Bring water and treats for your animal, soft bedding, enough of their normal food to last the entire trip, leashes and collars, paper towels, and poop baggies. Try to keep your pets on their normal feeding schedule, but avoid feeding them in a moving car. Allow plenty of time each day for frequent bathroom breaks. There are many rest stops and truck stops that now have wonderful accommodations for dogs!
Car safety seats, first aid kits, harnesses, and travel ID tags geared toward pet safety have made the travel experience for pet lovers much more enjoyable in recent years.
Be sure your pet has an I.D. tag on their collar, a permanent Microchip I.D., and a crate or carrier that is clearly labeled with a contact person’s phone number, as well as their home and destination information. Take copies of your pet’s vaccination records with you.
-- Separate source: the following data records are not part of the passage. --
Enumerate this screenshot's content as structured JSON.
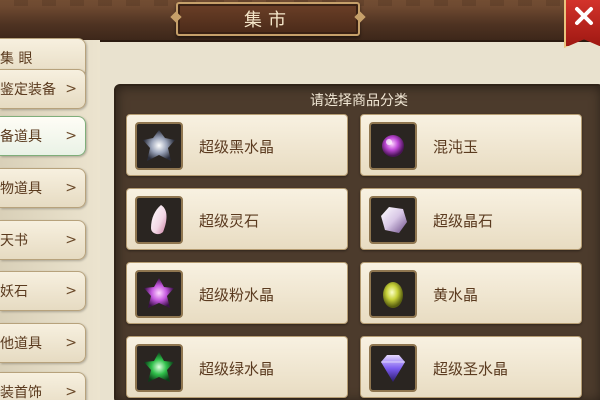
{
  "header": {
    "title": "集市"
  },
  "sidebar": {
    "items": [
      {
        "label": "集 眼"
      },
      {
        "label": "鉴定装备"
      },
      {
        "label": "备道具"
      },
      {
        "label": "物道具"
      },
      {
        "label": "天书"
      },
      {
        "label": "妖石"
      },
      {
        "label": "他道具"
      },
      {
        "label": "装首饰"
      }
    ],
    "active_index": 2
  },
  "panel": {
    "title": "请选择商品分类",
    "items": [
      {
        "name": "超级黑水晶",
        "icon": "black-crystal-icon"
      },
      {
        "name": "混沌玉",
        "icon": "chaos-jade-icon"
      },
      {
        "name": "超级灵石",
        "icon": "spirit-stone-icon"
      },
      {
        "name": "超级晶石",
        "icon": "crystal-stone-icon"
      },
      {
        "name": "超级粉水晶",
        "icon": "pink-crystal-icon"
      },
      {
        "name": "黄水晶",
        "icon": "yellow-crystal-icon"
      },
      {
        "name": "超级绿水晶",
        "icon": "green-crystal-icon"
      },
      {
        "name": "超级圣水晶",
        "icon": "holy-crystal-icon"
      }
    ]
  },
  "colors": {
    "close_red": "#c3241c",
    "panel_brown": "#4c3b2c",
    "card_bg": "#f3ead6"
  }
}
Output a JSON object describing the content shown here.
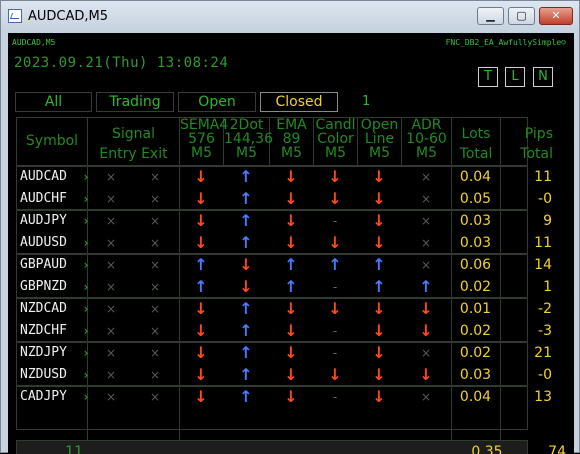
{
  "window": {
    "title": "AUDCAD,M5",
    "min_label": "▁",
    "max_label": "▢",
    "close_label": "✕"
  },
  "header": {
    "symbol_tf": "AUDCAD,M5",
    "ea_name": "FNC_DB2_EA_AwfullySimple☺",
    "datetime": "2023.09.21(Thu) 13:08:24"
  },
  "toggles": [
    "T",
    "L",
    "N"
  ],
  "tabs": [
    {
      "label": "All",
      "active": false
    },
    {
      "label": "Trading",
      "active": false
    },
    {
      "label": "Open",
      "active": false
    },
    {
      "label": "Closed",
      "active": true
    }
  ],
  "tab_count": "1",
  "columns": {
    "symbol": "Symbol",
    "signal": [
      "Signal",
      "Entry Exit"
    ],
    "sema4": [
      "SEMA4",
      "576",
      "M5"
    ],
    "dot2": [
      "2Dot",
      "144,36",
      "M5"
    ],
    "ema": [
      "EMA",
      "89",
      "M5"
    ],
    "candl": [
      "Candl",
      "Color",
      "M5"
    ],
    "openline": [
      "Open",
      "Line",
      "M5"
    ],
    "adr": [
      "ADR",
      "10-60",
      "M5"
    ],
    "lots": [
      "Lots",
      "Total"
    ],
    "pips": [
      "Pips",
      "Total"
    ]
  },
  "rows": [
    {
      "symbol": "AUDCAD",
      "entry": "x",
      "exit": "x",
      "sema4": "down",
      "dot2": "up",
      "ema": "down",
      "candl": "down",
      "openline": "down",
      "adr": "x",
      "lots": "0.04",
      "pips": "11"
    },
    {
      "symbol": "AUDCHF",
      "entry": "x",
      "exit": "x",
      "sema4": "down",
      "dot2": "up",
      "ema": "down",
      "candl": "down",
      "openline": "down",
      "adr": "x",
      "lots": "0.05",
      "pips": "-0"
    },
    {
      "symbol": "AUDJPY",
      "entry": "x",
      "exit": "x",
      "sema4": "down",
      "dot2": "up",
      "ema": "down",
      "candl": "-",
      "openline": "down",
      "adr": "x",
      "lots": "0.03",
      "pips": "9"
    },
    {
      "symbol": "AUDUSD",
      "entry": "x",
      "exit": "x",
      "sema4": "down",
      "dot2": "up",
      "ema": "down",
      "candl": "down",
      "openline": "down",
      "adr": "x",
      "lots": "0.03",
      "pips": "11"
    },
    {
      "symbol": "GBPAUD",
      "entry": "x",
      "exit": "x",
      "sema4": "up",
      "dot2": "down",
      "ema": "up",
      "candl": "up",
      "openline": "up",
      "adr": "x",
      "lots": "0.06",
      "pips": "14"
    },
    {
      "symbol": "GBPNZD",
      "entry": "x",
      "exit": "x",
      "sema4": "up",
      "dot2": "down",
      "ema": "up",
      "candl": "-",
      "openline": "up",
      "adr": "up",
      "lots": "0.02",
      "pips": "1"
    },
    {
      "symbol": "NZDCAD",
      "entry": "x",
      "exit": "x",
      "sema4": "down",
      "dot2": "up",
      "ema": "down",
      "candl": "down",
      "openline": "down",
      "adr": "down",
      "lots": "0.01",
      "pips": "-2"
    },
    {
      "symbol": "NZDCHF",
      "entry": "x",
      "exit": "x",
      "sema4": "down",
      "dot2": "up",
      "ema": "down",
      "candl": "-",
      "openline": "down",
      "adr": "down",
      "lots": "0.02",
      "pips": "-3"
    },
    {
      "symbol": "NZDJPY",
      "entry": "x",
      "exit": "x",
      "sema4": "down",
      "dot2": "up",
      "ema": "down",
      "candl": "-",
      "openline": "down",
      "adr": "x",
      "lots": "0.02",
      "pips": "21"
    },
    {
      "symbol": "NZDUSD",
      "entry": "x",
      "exit": "x",
      "sema4": "down",
      "dot2": "up",
      "ema": "down",
      "candl": "down",
      "openline": "down",
      "adr": "down",
      "lots": "0.03",
      "pips": "-0"
    },
    {
      "symbol": "CADJPY",
      "entry": "x",
      "exit": "x",
      "sema4": "down",
      "dot2": "up",
      "ema": "down",
      "candl": "-",
      "openline": "down",
      "adr": "x",
      "lots": "0.04",
      "pips": "13"
    }
  ],
  "totals": {
    "count": "11",
    "lots": "0.35",
    "pips": "74"
  },
  "colors": {
    "up": "#4a7aff",
    "down": "#ff4a1a",
    "text_green": "#2fb82f",
    "value_yellow": "#f0d232",
    "symbol_white": "#f2f2f2"
  }
}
It’s also a very good idea to identify veterinary clinics and emergency hospitals along your route in case your pet needs unanticipated veterinary care.
Finding hotels along the way that accept pets is fairly easy now that most hotels understand how many people travel with their animals.
Look online at www.petswelcome.com or www.petfriendlytravel.com to find your accommodations. There are also “Pet Travel Clubs” like www.takeyourpet.com These clubs offer directories of hotels, lodgings that allow pets, listings of veterinary hospitals, and boarding facilities, and provide information on airline rules and regulations for traveling with your pets.
Should you be traveling by plane, be sure you have a Health Certificate (with you at all times) that has been filled out and issued by your veterinarian within 10 days of your date of travel. Depending upon the airline, some companies will also require that you have a signed letter from your veterinarian verifying that your pet is healthy enough for airline travel. Your vet’s office is well versed on interstate and international travel requirements, whether you are traveling by road or by air, so please call them before you find yourself at the airport without appropriate documents.
This usually causes some unnecessary stress.
Usually, dogs are easier to travel by car and cats are easier to travel by plane. Try to make it as simple as possible by being prepared. There will always be unanticipated challenges, but if you have done some preparations in advance, you will be able to handle them.
Be safe and have fun with your pets this summer — and remember to call on your vet’s office if you need assistance with any of your pet’s needs!!